■ Aim of the exercise ■
From the line containing "Read all visible content and emit it as JSON." onward, every line of the entries is to be set down exactly, the last line included.

Top of Working data

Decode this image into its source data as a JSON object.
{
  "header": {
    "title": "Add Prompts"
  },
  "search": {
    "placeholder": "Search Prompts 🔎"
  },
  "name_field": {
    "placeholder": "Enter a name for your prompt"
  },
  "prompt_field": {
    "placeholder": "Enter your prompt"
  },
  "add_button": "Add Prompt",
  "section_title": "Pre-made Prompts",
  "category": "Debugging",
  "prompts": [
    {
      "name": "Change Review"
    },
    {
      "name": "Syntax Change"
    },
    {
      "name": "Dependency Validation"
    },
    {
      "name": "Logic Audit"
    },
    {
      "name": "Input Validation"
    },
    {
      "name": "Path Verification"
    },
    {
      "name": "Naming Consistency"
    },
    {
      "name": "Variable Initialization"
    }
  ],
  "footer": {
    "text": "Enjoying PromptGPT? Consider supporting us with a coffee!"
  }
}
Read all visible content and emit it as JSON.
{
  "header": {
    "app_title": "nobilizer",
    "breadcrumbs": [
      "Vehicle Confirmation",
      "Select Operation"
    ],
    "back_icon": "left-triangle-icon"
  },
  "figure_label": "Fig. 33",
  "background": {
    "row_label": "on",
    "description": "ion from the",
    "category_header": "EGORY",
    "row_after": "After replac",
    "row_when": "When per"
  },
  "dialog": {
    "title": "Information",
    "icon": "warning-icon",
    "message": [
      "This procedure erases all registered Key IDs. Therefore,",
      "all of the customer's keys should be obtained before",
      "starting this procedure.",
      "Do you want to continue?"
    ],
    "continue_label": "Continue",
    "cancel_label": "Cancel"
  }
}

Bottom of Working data

■ Exercise output ■
Read all visible content and emit it as JSON.
{
  "header": {
    "app_title": "nobilizer",
    "breadcrumbs": [
      "Vehicle Confirmation",
      "Select Operation"
    ],
    "back_icon": "left-triangle-icon"
  },
  "figure_label": "Fig. 33",
  "background": {
    "row_label": "on",
    "description": "ion from the",
    "category_header": "EGORY",
    "row_after": "After replac",
    "row_when": "When per"
  },
  "dialog": {
    "title": "Information",
    "icon": "warning-icon",
    "message": [
      "This procedure erases all registered Key IDs. Therefore,",
      "all of the customer's keys should be obtained before",
      "starting this procedure.",
      "Do you want to continue?"
    ],
    "continue_label": "Continue",
    "cancel_label": "Cancel"
  }
}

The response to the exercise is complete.